The House and Senate have set a blistering pace so far in 2015, collectively taking only a few weeks off since starting a new congressional session. But this is the final week before both chambers leave for a two-week recess March 30-April 10. As of press time, both chambers intended to take up their respective 2016 budget resolutions. Here are three things to watch as lawmakers scurry to the exits.
Issue: Are the Votes There?

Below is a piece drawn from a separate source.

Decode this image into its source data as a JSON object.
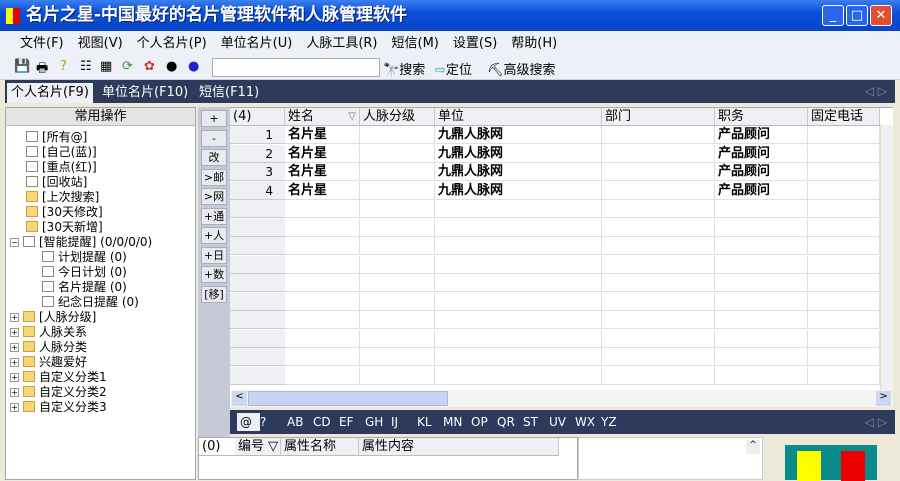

What’s happening: House GOP leaders will need 217 GOP votes to pass a resolution and set the stage for a conference committee process with the Senate. And that process is necessary to produce a common spending blueprint. The House GOP plan would cut $5.5 trillion in total federal spending; the Senate Republican proposal cuts $5.1 trillion. Both measures stick to existing spending caps, meaning they would give the Pentagon $499 billion after sequestration. The House tried to blunt sequester’s punch by swelling the war fund to $90 billion. At press time, the Senate’s measure proposed taking the Obama administration’s $50.9 billion war-funding request to $58 billion. It also proposes a reserve fund to be tapped for bigger annual defense budgets if a bipartisan sequester-busting pact is forged.
Read More:Issue Tracker: Race to Recess.